## Component data from apps and pages
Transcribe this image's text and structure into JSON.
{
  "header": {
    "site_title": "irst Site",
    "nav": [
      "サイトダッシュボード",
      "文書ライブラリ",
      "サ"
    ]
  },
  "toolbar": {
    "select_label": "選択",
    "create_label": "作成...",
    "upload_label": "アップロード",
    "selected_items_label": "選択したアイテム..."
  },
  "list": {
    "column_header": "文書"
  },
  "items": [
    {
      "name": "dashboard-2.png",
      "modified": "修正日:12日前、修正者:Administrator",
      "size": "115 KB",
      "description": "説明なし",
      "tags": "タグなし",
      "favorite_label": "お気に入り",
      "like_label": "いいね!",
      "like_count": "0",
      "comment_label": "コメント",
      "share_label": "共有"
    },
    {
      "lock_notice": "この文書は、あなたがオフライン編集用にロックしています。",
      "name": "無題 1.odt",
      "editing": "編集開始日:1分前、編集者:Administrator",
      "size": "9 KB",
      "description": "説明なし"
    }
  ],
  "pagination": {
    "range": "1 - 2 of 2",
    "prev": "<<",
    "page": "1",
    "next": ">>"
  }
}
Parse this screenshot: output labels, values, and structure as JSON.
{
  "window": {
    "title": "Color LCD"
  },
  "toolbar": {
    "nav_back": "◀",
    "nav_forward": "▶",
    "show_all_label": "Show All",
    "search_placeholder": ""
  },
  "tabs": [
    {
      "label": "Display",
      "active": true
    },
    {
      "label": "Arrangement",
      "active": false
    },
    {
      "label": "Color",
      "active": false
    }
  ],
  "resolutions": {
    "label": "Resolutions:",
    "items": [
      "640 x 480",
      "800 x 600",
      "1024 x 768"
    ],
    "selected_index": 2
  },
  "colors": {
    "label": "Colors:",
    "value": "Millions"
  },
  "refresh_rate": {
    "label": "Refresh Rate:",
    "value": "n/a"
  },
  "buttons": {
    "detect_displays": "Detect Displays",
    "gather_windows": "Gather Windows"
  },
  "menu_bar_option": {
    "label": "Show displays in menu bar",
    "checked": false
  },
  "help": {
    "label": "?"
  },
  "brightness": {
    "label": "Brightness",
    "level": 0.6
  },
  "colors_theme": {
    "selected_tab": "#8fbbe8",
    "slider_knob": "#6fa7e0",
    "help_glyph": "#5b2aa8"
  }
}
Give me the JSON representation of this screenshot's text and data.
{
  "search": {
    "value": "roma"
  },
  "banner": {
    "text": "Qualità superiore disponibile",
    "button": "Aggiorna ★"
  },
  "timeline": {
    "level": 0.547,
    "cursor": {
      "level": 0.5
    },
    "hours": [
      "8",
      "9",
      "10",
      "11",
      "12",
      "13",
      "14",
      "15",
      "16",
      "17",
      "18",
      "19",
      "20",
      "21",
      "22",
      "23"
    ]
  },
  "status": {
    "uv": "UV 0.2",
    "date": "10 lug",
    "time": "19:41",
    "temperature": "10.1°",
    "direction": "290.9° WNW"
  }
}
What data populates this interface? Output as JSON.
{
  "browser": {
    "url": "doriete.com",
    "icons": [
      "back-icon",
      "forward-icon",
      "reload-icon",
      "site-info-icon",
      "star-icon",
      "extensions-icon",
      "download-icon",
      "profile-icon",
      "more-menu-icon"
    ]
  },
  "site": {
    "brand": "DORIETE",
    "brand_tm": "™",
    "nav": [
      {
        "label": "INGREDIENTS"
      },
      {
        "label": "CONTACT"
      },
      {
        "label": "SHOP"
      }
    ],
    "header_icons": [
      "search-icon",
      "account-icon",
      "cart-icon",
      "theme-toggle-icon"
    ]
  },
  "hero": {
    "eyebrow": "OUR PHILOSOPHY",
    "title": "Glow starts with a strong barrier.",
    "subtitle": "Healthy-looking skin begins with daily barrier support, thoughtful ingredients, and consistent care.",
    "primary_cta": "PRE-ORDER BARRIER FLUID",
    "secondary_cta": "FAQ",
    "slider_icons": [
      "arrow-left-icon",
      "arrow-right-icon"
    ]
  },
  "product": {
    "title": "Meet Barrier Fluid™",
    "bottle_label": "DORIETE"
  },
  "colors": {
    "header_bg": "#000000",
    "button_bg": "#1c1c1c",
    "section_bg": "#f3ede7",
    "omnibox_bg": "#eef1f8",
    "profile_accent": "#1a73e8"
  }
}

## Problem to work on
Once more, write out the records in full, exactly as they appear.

## Task solution
Transcribe this image's text and structure into JSON.
{
  "header": {
    "site_title": "irst Site",
    "nav": [
      "サイトダッシュボード",
      "文書ライブラリ",
      "サ"
    ]
  },
  "toolbar": {
    "select_label": "選択",
    "create_label": "作成...",
    "upload_label": "アップロード",
    "selected_items_label": "選択したアイテム..."
  },
  "list": {
    "column_header": "文書"
  },
  "items": [
    {
      "name": "dashboard-2.png",
      "modified": "修正日:12日前、修正者:Administrator",
      "size": "115 KB",
      "description": "説明なし",
      "tags": "タグなし",
      "favorite_label": "お気に入り",
      "like_label": "いいね!",
      "like_count": "0",
      "comment_label": "コメント",
      "share_label": "共有"
    },
    {
      "lock_notice": "この文書は、あなたがオフライン編集用にロックしています。",
      "name": "無題 1.odt",
      "editing": "編集開始日:1分前、編集者:Administrator",
      "size": "9 KB",
      "description": "説明なし"
    }
  ],
  "pagination": {
    "range": "1 - 2 of 2",
    "prev": "<<",
    "page": "1",
    "next": ">>"
  }
}
Parse this screenshot: output labels, values, and structure as JSON.
{
  "window": {
    "title": "Color LCD"
  },
  "toolbar": {
    "nav_back": "◀",
    "nav_forward": "▶",
    "show_all_label": "Show All",
    "search_placeholder": ""
  },
  "tabs": [
    {
      "label": "Display",
      "active": true
    },
    {
      "label": "Arrangement",
      "active": false
    },
    {
      "label": "Color",
      "active": false
    }
  ],
  "resolutions": {
    "label": "Resolutions:",
    "items": [
      "640 x 480",
      "800 x 600",
      "1024 x 768"
    ],
    "selected_index": 2
  },
  "colors": {
    "label": "Colors:",
    "value": "Millions"
  },
  "refresh_rate": {
    "label": "Refresh Rate:",
    "value": "n/a"
  },
  "buttons": {
    "detect_displays": "Detect Displays",
    "gather_windows": "Gather Windows"
  },
  "menu_bar_option": {
    "label": "Show displays in menu bar",
    "checked": false
  },
  "help": {
    "label": "?"
  },
  "brightness": {
    "label": "Brightness",
    "level": 0.6
  },
  "colors_theme": {
    "selected_tab": "#8fbbe8",
    "slider_knob": "#6fa7e0",
    "help_glyph": "#5b2aa8"
  }
}
Give me the JSON representation of this screenshot's text and data.
{
  "search": {
    "value": "roma"
  },
  "banner": {
    "text": "Qualità superiore disponibile",
    "button": "Aggiorna ★"
  },
  "timeline": {
    "level": 0.547,
    "cursor": {
      "level": 0.5
    },
    "hours": [
      "8",
      "9",
      "10",
      "11",
      "12",
      "13",
      "14",
      "15",
      "16",
      "17",
      "18",
      "19",
      "20",
      "21",
      "22",
      "23"
    ]
  },
  "status": {
    "uv": "UV 0.2",
    "date": "10 lug",
    "time": "19:41",
    "temperature": "10.1°",
    "direction": "290.9° WNW"
  }
}
What data populates this interface? Output as JSON.
{
  "browser": {
    "url": "doriete.com",
    "icons": [
      "back-icon",
      "forward-icon",
      "reload-icon",
      "site-info-icon",
      "star-icon",
      "extensions-icon",
      "download-icon",
      "profile-icon",
      "more-menu-icon"
    ]
  },
  "site": {
    "brand": "DORIETE",
    "brand_tm": "™",
    "nav": [
      {
        "label": "INGREDIENTS"
      },
      {
        "label": "CONTACT"
      },
      {
        "label": "SHOP"
      }
    ],
    "header_icons": [
      "search-icon",
      "account-icon",
      "cart-icon",
      "theme-toggle-icon"
    ]
  },
  "hero": {
    "eyebrow": "OUR PHILOSOPHY",
    "title": "Glow starts with a strong barrier.",
    "subtitle": "Healthy-looking skin begins with daily barrier support, thoughtful ingredients, and consistent care.",
    "primary_cta": "PRE-ORDER BARRIER FLUID",
    "secondary_cta": "FAQ",
    "slider_icons": [
      "arrow-left-icon",
      "arrow-right-icon"
    ]
  },
  "product": {
    "title": "Meet Barrier Fluid™",
    "bottle_label": "DORIETE"
  },
  "colors": {
    "header_bg": "#000000",
    "button_bg": "#1c1c1c",
    "section_bg": "#f3ede7",
    "omnibox_bg": "#eef1f8",
    "profile_accent": "#1a73e8"
  }
}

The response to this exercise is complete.